Step #2: Add Your Tasks

After you have your major event dates added, you can work on adding the smaller tasks or steps that lead up to the dates. For work tasks, this may mean writing down other significant deadlines and any deliverables that need to be produced at that time.


When completing general home tasks, you might write down when bills are due if you are budgeting or days when you need to meal prep if you are trying to eat less take out or lose weight. Exercise is an easy task to break down. Like our earlier example, you can turn a large goal like the weight you want to bench press or the distance you want to run into reoccurring events that build up towards your final goal.


The key method is to write down any major tasks or pieces of the overall goal or deadline that the plan will not work without. An example would be if you plan to drink 8 glasses of water today but maybe you need a reminder to fill up your water bottle at the beginning of the day or need to set a task to buy a bottle with measurements lines for more motivation.

Step #3: Add Your Lists

Once you have dates and major tasks to reach those deadlines written down, you might need to list all the items needed to complete your task or goal. Lists could be made up of physical items like groceries for the weekly shopping, a selection of dishes for Sunday dinner, or materials like clothes and gifts for special occasions.


You could also create a list of to-dos. The bemusing “honey-do” list of home repairs, décor you might want or need to update the home. Furthermore, a planner can be helpful during renovations, so you can personally keep track of timelines and have a good idea of the progress being made. Especially if you are working on a DIY renovation project, you can keep lists of materials needed to finish projects.


Your lists should be a collection of items or short phrases made of two to four descriptive keywords. If you find yourself writing out full sentences and bullets to the list item, then that item may need to become a task instead.

Step #4: Maintain Your Planner

Now that you have a detailed plan, it is important that you maintain your planner and the initial momentum with regular updates.

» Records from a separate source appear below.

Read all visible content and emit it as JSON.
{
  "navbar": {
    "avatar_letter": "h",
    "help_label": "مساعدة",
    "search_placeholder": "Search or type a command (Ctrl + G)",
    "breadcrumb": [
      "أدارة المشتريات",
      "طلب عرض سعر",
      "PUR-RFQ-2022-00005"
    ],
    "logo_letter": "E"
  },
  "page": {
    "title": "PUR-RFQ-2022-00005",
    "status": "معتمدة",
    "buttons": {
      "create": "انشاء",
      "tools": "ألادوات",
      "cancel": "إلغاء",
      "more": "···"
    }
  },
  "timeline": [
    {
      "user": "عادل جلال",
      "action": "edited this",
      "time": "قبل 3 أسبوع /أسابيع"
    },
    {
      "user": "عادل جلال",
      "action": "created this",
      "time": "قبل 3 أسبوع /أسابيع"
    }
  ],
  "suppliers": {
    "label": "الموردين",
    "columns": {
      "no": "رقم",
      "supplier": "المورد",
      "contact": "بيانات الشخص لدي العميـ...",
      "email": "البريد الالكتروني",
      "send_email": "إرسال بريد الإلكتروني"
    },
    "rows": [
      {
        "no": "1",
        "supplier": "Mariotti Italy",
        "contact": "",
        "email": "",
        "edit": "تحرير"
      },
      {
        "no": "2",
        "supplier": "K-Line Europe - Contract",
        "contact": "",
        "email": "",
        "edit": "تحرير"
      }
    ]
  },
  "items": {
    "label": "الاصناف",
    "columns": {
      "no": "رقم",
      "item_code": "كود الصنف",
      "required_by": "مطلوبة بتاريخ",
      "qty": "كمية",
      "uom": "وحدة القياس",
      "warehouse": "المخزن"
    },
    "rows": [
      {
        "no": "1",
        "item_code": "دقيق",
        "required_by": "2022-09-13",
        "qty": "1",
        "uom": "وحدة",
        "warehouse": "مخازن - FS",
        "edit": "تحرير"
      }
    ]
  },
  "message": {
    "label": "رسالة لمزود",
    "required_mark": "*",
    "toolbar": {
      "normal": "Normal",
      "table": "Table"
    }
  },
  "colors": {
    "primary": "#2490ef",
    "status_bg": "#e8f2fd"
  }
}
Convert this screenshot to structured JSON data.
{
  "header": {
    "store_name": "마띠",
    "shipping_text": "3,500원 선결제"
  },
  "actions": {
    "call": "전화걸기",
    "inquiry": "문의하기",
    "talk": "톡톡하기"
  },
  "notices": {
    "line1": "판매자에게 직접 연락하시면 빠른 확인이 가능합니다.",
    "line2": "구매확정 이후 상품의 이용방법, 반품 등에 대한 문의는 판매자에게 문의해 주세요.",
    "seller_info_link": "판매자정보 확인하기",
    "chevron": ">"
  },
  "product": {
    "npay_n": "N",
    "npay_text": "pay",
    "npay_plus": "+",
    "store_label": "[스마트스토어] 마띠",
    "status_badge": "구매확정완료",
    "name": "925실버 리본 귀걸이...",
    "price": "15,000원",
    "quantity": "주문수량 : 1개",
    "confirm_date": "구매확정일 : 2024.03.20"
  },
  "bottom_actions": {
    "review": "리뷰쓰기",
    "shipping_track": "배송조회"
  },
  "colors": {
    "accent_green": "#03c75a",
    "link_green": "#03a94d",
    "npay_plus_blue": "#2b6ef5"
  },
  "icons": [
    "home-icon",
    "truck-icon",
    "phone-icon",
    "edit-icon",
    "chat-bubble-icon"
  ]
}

A planner is only helpful if you are consistent about using it. Whether this means updating daily or adding events monthly, you should make it a habit to spend time refreshing your planner and evaluating your progress on the tasks you set for yourself.


Like any other big undertaking or lifestyle change, repetitive behavior reinforces and increases the likelihood you will create good habits. If it feels too daunting to fill out an entire year’s worth of goals and dates, commit to planning out shorter time periods. Planning the goals you can accomplish in the next three months might feel more reasonable.  


In addition to quarterly planning, you would greatly benefit from short regular check-ins and updates daily or weekly. That means taking 5-10 minutes out your day or week to make sure your planner is correct. You could also pick a day towards the middle or end of your planned quarter to plan the next quarter.


Another way to be consistent involves every week that you update your current quarter, use a few minutes to update another week in the next quarter. This way your calendar is constantly moving forward, and you won’t run into crunch times or scheduling conflicts during the upcoming quarter. You might find immense satisfaction and lower your stress at work or in daily life by crossing out past events and checking off lists and tasks.


If you choose to use one of our personalized planners and organizers or a purely online option, everyone can find a way to benefit from using a planner to effectively organize their life by breaking down large goals into small tasks. Time management is a good life skill to have and developing a use for a planner is an excellent tool to add to your work or home office to help you achieve the stress-free, work-life balance you want.